- **Data in this exercise**
···

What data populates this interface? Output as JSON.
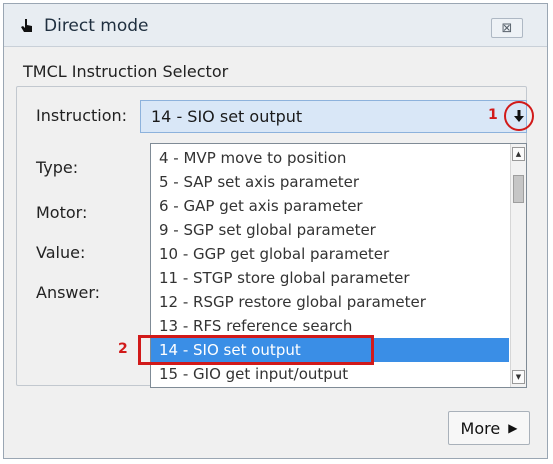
{
  "window": {
    "title": "Direct mode",
    "close_glyph": "⊠",
    "icon": "pointing-hand-icon"
  },
  "group": {
    "title": "TMCL Instruction Selector",
    "labels": {
      "instruction": "Instruction:",
      "type": "Type:",
      "motor": "Motor:",
      "value": "Value:",
      "answer": "Answer:"
    }
  },
  "instruction_combo": {
    "value": "14 - SIO set output",
    "arrow_icon": "down-arrow-icon"
  },
  "annotations": {
    "marker_1": "1",
    "marker_2": "2",
    "color": "#d11a1a"
  },
  "dropdown": {
    "items": [
      "4 - MVP move to position",
      "5 - SAP set axis parameter",
      "6 - GAP get axis parameter",
      "9 - SGP set global parameter",
      "10 - GGP get global parameter",
      "11 - STGP store global parameter",
      "12 - RSGP restore global parameter",
      "13 - RFS reference search",
      "14 - SIO set output",
      "15 - GIO get input/output"
    ],
    "selected_index": 8,
    "selection_color": "#3a8ee6"
  },
  "buttons": {
    "more_label": "More",
    "more_arrow": "▶"
  }
}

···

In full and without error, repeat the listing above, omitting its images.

- **Final answer**
What data populates this interface? Output as JSON.
{
  "window": {
    "title": "Direct mode",
    "close_glyph": "⊠",
    "icon": "pointing-hand-icon"
  },
  "group": {
    "title": "TMCL Instruction Selector",
    "labels": {
      "instruction": "Instruction:",
      "type": "Type:",
      "motor": "Motor:",
      "value": "Value:",
      "answer": "Answer:"
    }
  },
  "instruction_combo": {
    "value": "14 - SIO set output",
    "arrow_icon": "down-arrow-icon"
  },
  "annotations": {
    "marker_1": "1",
    "marker_2": "2",
    "color": "#d11a1a"
  },
  "dropdown": {
    "items": [
      "4 - MVP move to position",
      "5 - SAP set axis parameter",
      "6 - GAP get axis parameter",
      "9 - SGP set global parameter",
      "10 - GGP get global parameter",
      "11 - STGP store global parameter",
      "12 - RSGP restore global parameter",
      "13 - RFS reference search",
      "14 - SIO set output",
      "15 - GIO get input/output"
    ],
    "selected_index": 8,
    "selection_color": "#3a8ee6"
  },
  "buttons": {
    "more_label": "More",
    "more_arrow": "▶"
  }
}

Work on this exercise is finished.